There are other more puzzling developments. One of the six remaining Delta IVs, K-64, has been converted into an auxiliary submarine to replace a specially converted Delta III to serve as a mother ship to an unusual titanium-hulled mini-submarine known as the Project 1851 ‘Paltus’. In each case the central section, where the missile compartment once sat, has been removed and replaced with a 43-metre plug into which the mini-submarine is able to dock and undock. The purpose of Paltus is unknown, but it is capable of diving to extreme depths of up to 1000 metres. It is also equipped with two forward manipulators, long arms capable of reaching out from the submarine and carrying out various tasks, which suggests it is used for a combination of oceanographic research and search and rescue operations, but also possibly for underwater intelligence gathering. Here, the US ‘Ivy Bells’ programme to tap Soviet underwater communication cables immediately comes to mind. As of 2014, 99 per cent of international communications are routed via 263 submarine fibre-optic cables, which are cheaper and quicker than satellite communications.
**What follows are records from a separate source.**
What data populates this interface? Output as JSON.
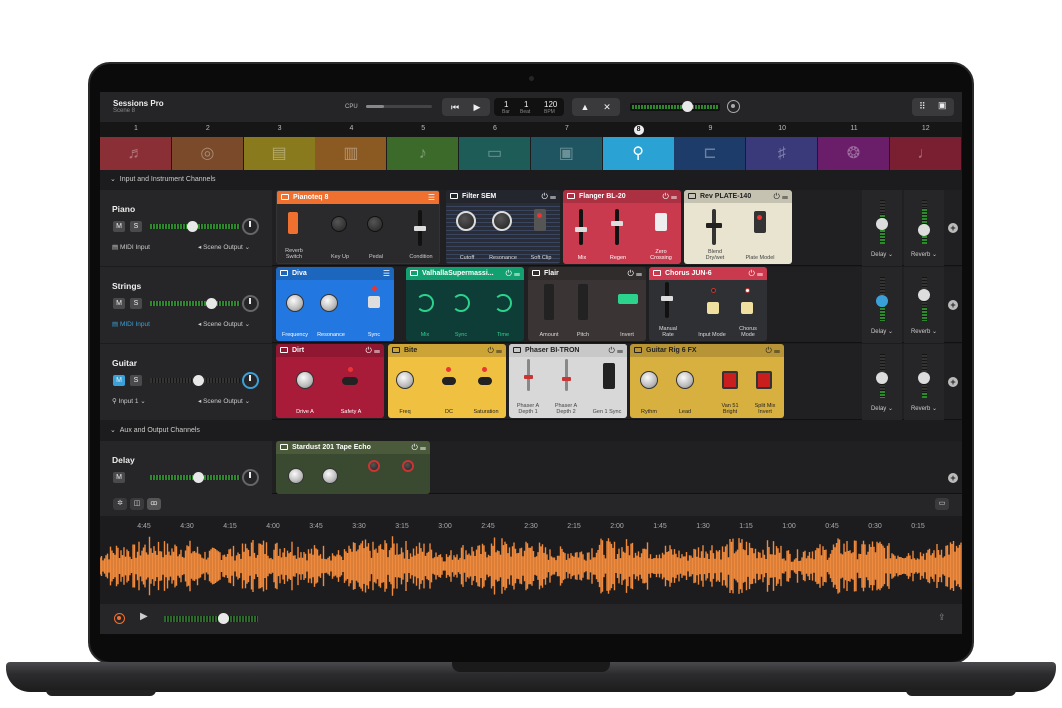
{
  "app": {
    "name": "Sessions Pro",
    "scene": "Scene 8"
  },
  "toolbar": {
    "cpu": "CPU",
    "bar": "1",
    "beat": "1",
    "bar_label": "Bar",
    "beat_label": "Beat",
    "tempo": "120",
    "tempo_label": "BPM",
    "cpu_load": 0.27
  },
  "scenes": [
    "1",
    "2",
    "3",
    "4",
    "5",
    "6",
    "7",
    "8",
    "9",
    "10",
    "11",
    "12"
  ],
  "scene_tiles": [
    {
      "icon": "piano-icon",
      "color": "#8a2f35"
    },
    {
      "icon": "drums-icon",
      "color": "#7a4a2a"
    },
    {
      "icon": "synth-icon",
      "color": "#8a7a1e"
    },
    {
      "icon": "amp-icon",
      "color": "#8a5a22"
    },
    {
      "icon": "guitar-icon",
      "color": "#3c6a2a"
    },
    {
      "icon": "keyboard-icon",
      "color": "#1e5c58"
    },
    {
      "icon": "tape-icon",
      "color": "#1e5560"
    },
    {
      "icon": "microphone-icon",
      "color": "#2aa3d4"
    },
    {
      "icon": "trumpet-icon",
      "color": "#1e3c6a"
    },
    {
      "icon": "violin-icon",
      "color": "#3a3a7a"
    },
    {
      "icon": "tambourine-icon",
      "color": "#6a1e6a"
    },
    {
      "icon": "electric-guitar-icon",
      "color": "#7a1e32"
    }
  ],
  "sections": {
    "input": "Input and Instrument Channels",
    "aux": "Aux and Output Channels"
  },
  "channels": {
    "piano": {
      "name": "Piano",
      "mute": "M",
      "solo": "S",
      "input": "MIDI Input",
      "output": "Scene Output"
    },
    "strings": {
      "name": "Strings",
      "mute": "M",
      "solo": "S",
      "input": "MIDI Input",
      "output": "Scene Output"
    },
    "guitar": {
      "name": "Guitar",
      "mute": "M",
      "solo": "S",
      "input": "Input 1",
      "output": "Scene Output"
    },
    "delay": {
      "name": "Delay",
      "mute": "M"
    }
  },
  "plugins": {
    "pianoteq": {
      "name": "Pianoteq 8",
      "labels": [
        "Reverb Switch",
        "Key Up",
        "Pedal",
        "Condition"
      ]
    },
    "filtersem": {
      "name": "Filter SEM",
      "labels": [
        "Cutoff",
        "Resonance",
        "Soft Clip"
      ]
    },
    "flanger": {
      "name": "Flanger BL-20",
      "labels": [
        "Mix",
        "Regen",
        "Zero Crossing"
      ]
    },
    "rev": {
      "name": "Rev PLATE-140",
      "labels": [
        "Blend Dry/wet",
        "Plate Model"
      ]
    },
    "diva": {
      "name": "Diva",
      "labels": [
        "Frequency",
        "Resonance",
        "Sync"
      ]
    },
    "valhalla": {
      "name": "ValhallaSupermassi...",
      "labels": [
        "Mix",
        "Sync",
        "Time"
      ]
    },
    "flair": {
      "name": "Flair",
      "labels": [
        "Amount",
        "Pitch",
        "Invert"
      ]
    },
    "chorus": {
      "name": "Chorus JUN-6",
      "labels": [
        "Manual Rate",
        "Input Mode",
        "Chorus Mode"
      ]
    },
    "dirt": {
      "name": "Dirt",
      "labels": [
        "Drive A",
        "Safety A"
      ]
    },
    "bite": {
      "name": "Bite",
      "labels": [
        "Freq",
        "DC",
        "Saturation"
      ]
    },
    "phaser": {
      "name": "Phaser BI-TRON",
      "labels": [
        "Phaser A Depth 1",
        "Phaser A Depth 2",
        "Gen 1 Sync"
      ]
    },
    "guitarrig": {
      "name": "Guitar Rig 6 FX",
      "labels": [
        "Rythm",
        "Lead",
        "Van 51 Bright",
        "Split Mix Invert"
      ]
    },
    "stardust": {
      "name": "Stardust 201 Tape Echo"
    }
  },
  "sends": {
    "delay": "Delay",
    "reverb": "Reverb"
  },
  "timeline": [
    "4:45",
    "4:30",
    "4:15",
    "4:00",
    "3:45",
    "3:30",
    "3:15",
    "3:00",
    "2:45",
    "2:30",
    "2:15",
    "2:00",
    "1:45",
    "1:30",
    "1:15",
    "1:00",
    "0:45",
    "0:30",
    "0:15"
  ],
  "colors": {
    "accent": "#3aa0d8",
    "waveform": "#f08a3c"
  }
}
Many more are due to be laid down in the future. Are the Russians using this mini-submarine and its mother ship to tap underwater cables? Do they have a modern day equivalent to the ‘Ivy Bells’ programme?
Russian interest in small submarines does not end there. In 1990 construction of a nuclear-powered mini-submarine known as ‘Losharik’ started at the Soviet Admiralty shipyard in Leningrad. Construction was suspended following the collapse of the Soviet Union, but the submarine was completed in 2007. Built of titanium to withstand pressures at extreme depths, the highly classified submarine took part in Russia’s Arctic expedition in autumn 2012, where it dived 2.5–3 kilometres in the Mendeleyev Ridge and remained submerged for twenty days. During the dive, the crew conducted geological surveys and collected 500 kg of rocks, which Russia probably intends to use to reinforce its claims to the Arctic region. According to recent reports, construction of a second mini-submarine, smaller than the ‘Losharik’, has also started.
The funds pouring into submarine Russia will finance a range of other significant upgrades tasked for anti-submarine warfare including three new classes of frigate – the ‘Steregushchiy’, the ‘Admiral Gorshkov’ and the ‘Admiral Grigorovitch’. There is a big push too on underwater sensors, both magnetic and passive/active acoustic. The old Ilyushin 38 May Maritime Patrol Aircraft will be replaced by a new aircraft at what looks like the rate of one a year and the old Tupolev Bears will be upgraded again. Add to this modernization programmes for heavy and light torpedoes and anti-submarine missiles and mortars and mines and there is, or soon will be, a truly testing Russian-shaped underwater world in which today’s Perisher graduates and their crews will have to operate on their peacetime patrols, let alone in the scarcely thinkable conditions of any other kind. The silent deep today and in the foreseeable future has the characteristics of a front line just as it did in Cold War times.
For the Royal Navy Submarine Service, the Russians will always be their Champions League opponents, their maritime benchmark. In the 2020s Russia will certainly have the capacity to mount another deep Cold War should the occupant of the Kremlin wish it. But it is important not to neglect another rising set of hulls just one or two of which might find themselves up against a Royal Navy SSN in the warmer waters East of Suez.